These past few mornings have been the first since summer came that I have driven to work in darkness. Granted, I started coming in earlier; I'm on the road at five-thirty now, but even so, until recently it was at least dawn by that time.
Not so anymore. It's black when I start the car, and the sky is just blueing by the time I arrive, just a couple of minutes before six. No shadows have yet been cast, and there's a new quiet to these mornings.
When I was fifteen, I had a job at the McDonald's in Spruce Grove. Most of the two and a half years I worked there was completely forgettable, but I remember very clearly some of the winter mornings I opened there. I forget exactly what time we had to be there, but it was around five, if memory serves at all. My dad would usually ask me, the night before, if I wanted a ride in the morning, and I almost always declined.
It had to be a forty-five minute walk. A long way, through the center of town and up by the highway where there was no sidewalk. You had to just walk on the shoulder where the snow was just getting deep. Trudging would be the best word for it.

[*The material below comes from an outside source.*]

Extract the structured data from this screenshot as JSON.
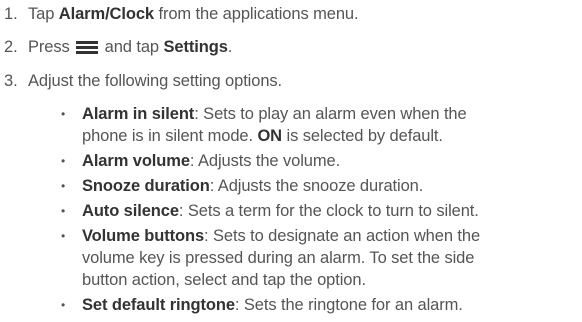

And so it was that Christmas Eve morning, a little before five. It was probably twenty degrees below freezing and there was just a little snow falling. I was on the side of the highway and the sky was pitch black and the road glistened in the orange glow that the streetlights cast on it. And it was wondrously quiet. In December, birds don't sing and leaves don't rustle. And on Christmas Eve, no one travels the highway west of Spruce Grove at four thirty in the morning. The snow, in the absence of wind, came almost straight down and softly lighted on the ground without impact. I was a very rare and beautiful kind of alone.
It was like I hoped never to arrive and for the sun never to rise. I could have walked on in that dark stillness for ages.
These mornings now are reassuring. Though it comes with bitter cold and no small amount of inconvenience, that stillness will return. The slight chill in the air as I walked from the door to the car and the world between me and the sun were its first heralds.
The wind still rustles the leaves. It's a ways off yet. Give it time.